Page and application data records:
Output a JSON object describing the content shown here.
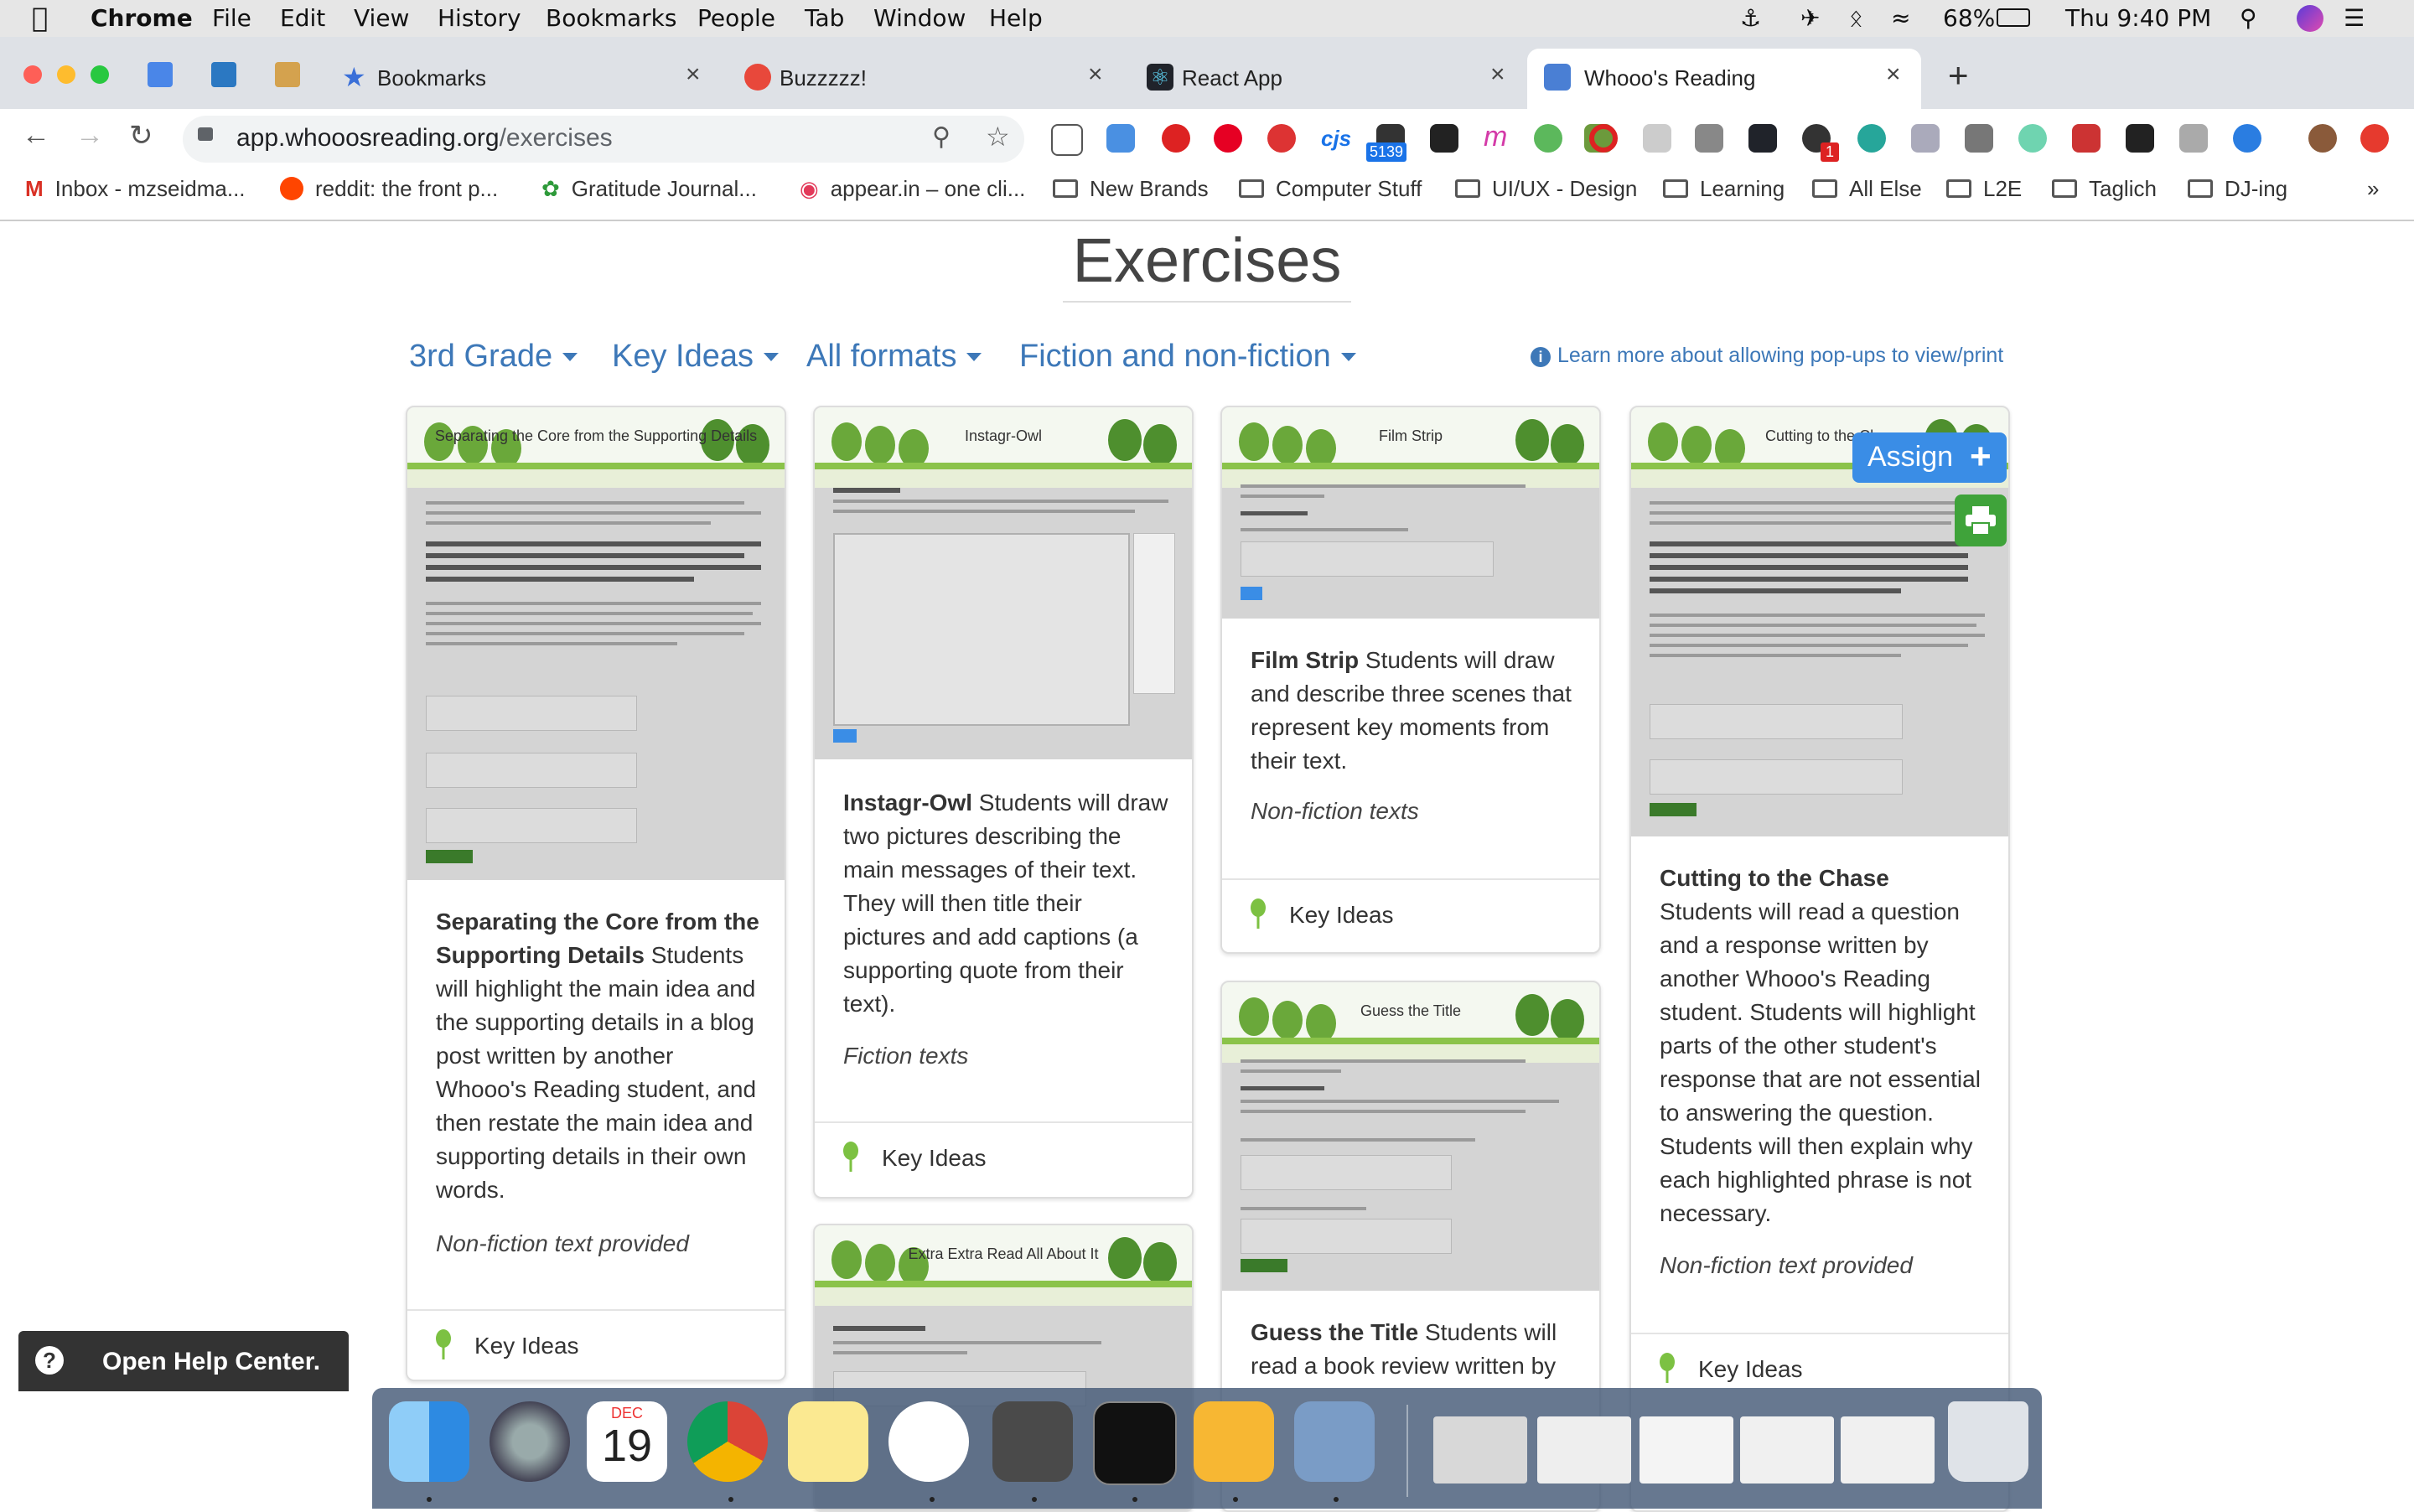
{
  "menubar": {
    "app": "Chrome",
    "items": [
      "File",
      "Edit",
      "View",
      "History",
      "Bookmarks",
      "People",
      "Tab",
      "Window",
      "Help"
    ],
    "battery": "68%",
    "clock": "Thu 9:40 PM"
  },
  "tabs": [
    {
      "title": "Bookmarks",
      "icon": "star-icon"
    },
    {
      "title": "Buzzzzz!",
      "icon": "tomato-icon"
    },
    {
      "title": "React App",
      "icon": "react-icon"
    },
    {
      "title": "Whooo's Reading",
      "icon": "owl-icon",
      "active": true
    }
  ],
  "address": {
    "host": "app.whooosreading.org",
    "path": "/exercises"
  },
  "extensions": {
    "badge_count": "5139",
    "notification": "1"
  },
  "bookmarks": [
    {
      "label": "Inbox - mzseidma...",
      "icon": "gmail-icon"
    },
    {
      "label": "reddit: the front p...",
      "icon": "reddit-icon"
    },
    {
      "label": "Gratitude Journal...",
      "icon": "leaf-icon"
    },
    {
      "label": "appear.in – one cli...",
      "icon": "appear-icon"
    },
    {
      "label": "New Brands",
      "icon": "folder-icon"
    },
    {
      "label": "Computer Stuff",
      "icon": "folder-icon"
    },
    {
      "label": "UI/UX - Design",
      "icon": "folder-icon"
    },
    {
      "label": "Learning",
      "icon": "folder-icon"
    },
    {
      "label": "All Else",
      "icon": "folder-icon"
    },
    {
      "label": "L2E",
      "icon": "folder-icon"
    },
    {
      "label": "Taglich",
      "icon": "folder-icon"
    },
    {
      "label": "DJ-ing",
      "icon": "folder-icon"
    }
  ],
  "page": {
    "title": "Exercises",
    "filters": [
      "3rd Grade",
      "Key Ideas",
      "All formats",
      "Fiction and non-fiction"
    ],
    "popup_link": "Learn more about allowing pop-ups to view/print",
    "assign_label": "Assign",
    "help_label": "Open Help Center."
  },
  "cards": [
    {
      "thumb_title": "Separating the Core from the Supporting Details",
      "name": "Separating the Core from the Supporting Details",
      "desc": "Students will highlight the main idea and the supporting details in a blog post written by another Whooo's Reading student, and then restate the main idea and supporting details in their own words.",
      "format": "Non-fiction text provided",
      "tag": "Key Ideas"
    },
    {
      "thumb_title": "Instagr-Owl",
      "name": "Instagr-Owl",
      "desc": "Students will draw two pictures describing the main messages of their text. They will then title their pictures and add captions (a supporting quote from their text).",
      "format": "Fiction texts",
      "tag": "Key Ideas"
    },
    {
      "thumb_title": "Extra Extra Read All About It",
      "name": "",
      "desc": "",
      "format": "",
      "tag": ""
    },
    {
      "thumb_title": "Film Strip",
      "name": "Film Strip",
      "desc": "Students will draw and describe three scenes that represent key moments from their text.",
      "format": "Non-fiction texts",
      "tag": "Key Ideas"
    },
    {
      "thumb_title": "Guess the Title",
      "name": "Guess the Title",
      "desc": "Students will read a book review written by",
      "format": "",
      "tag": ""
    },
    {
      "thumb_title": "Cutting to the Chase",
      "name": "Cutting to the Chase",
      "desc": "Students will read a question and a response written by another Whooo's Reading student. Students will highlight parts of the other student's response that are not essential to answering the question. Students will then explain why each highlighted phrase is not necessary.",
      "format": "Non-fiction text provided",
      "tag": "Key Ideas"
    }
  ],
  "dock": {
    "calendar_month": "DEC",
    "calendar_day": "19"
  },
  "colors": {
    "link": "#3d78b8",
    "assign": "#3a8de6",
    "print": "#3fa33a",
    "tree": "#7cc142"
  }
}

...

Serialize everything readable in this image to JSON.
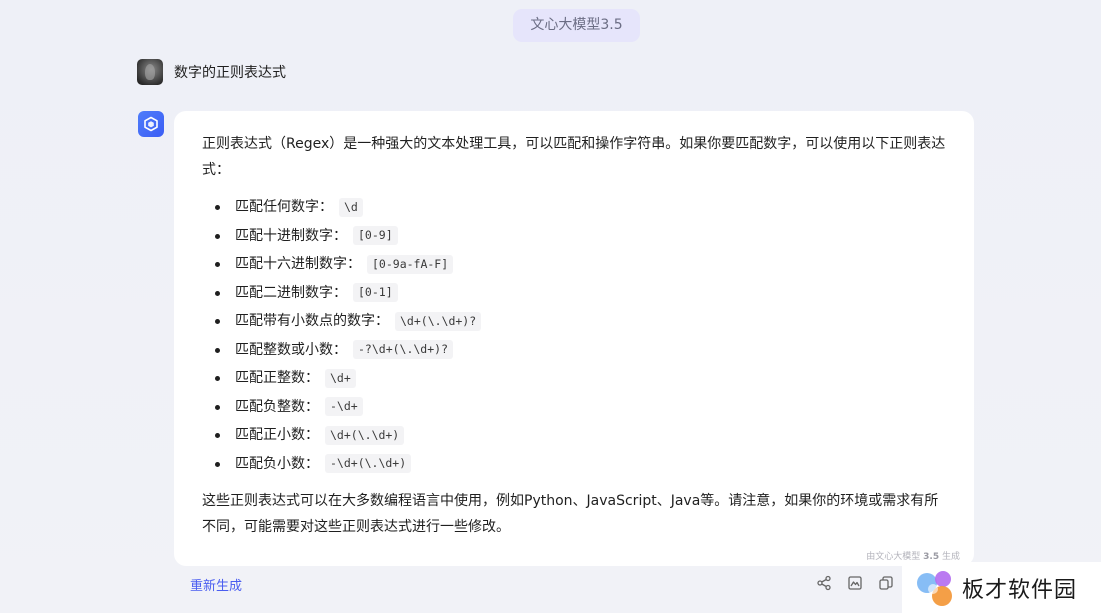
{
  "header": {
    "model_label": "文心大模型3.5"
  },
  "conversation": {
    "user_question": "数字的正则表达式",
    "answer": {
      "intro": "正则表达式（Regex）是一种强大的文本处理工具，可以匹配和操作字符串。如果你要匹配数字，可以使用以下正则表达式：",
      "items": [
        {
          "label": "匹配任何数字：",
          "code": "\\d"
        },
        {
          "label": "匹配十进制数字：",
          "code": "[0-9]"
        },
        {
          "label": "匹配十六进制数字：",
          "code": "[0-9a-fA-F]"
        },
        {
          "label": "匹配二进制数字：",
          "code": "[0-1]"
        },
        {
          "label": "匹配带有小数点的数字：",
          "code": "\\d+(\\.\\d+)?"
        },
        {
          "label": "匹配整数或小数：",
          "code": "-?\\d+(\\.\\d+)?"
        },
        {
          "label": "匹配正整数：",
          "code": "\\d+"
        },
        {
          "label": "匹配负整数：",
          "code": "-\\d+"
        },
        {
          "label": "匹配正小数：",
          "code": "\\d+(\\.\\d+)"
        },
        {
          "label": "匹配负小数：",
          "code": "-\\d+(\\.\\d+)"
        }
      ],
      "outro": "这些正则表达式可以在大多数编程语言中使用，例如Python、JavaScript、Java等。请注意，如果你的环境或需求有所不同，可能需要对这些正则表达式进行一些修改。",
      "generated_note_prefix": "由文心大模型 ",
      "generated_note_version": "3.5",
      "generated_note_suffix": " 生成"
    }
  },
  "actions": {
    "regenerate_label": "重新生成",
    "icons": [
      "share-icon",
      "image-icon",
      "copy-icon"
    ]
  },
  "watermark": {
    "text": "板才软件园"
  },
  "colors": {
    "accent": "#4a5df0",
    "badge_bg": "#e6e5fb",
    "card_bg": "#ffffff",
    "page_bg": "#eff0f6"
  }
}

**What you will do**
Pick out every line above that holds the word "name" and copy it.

**Task solution**
      "name": "Separating the Core from the Supporting Details",
      "name": "Instagr-Owl",
      "name": "",
      "name": "Film Strip",
      "name": "Guess the Title",
      "name": "Cutting to the Chase",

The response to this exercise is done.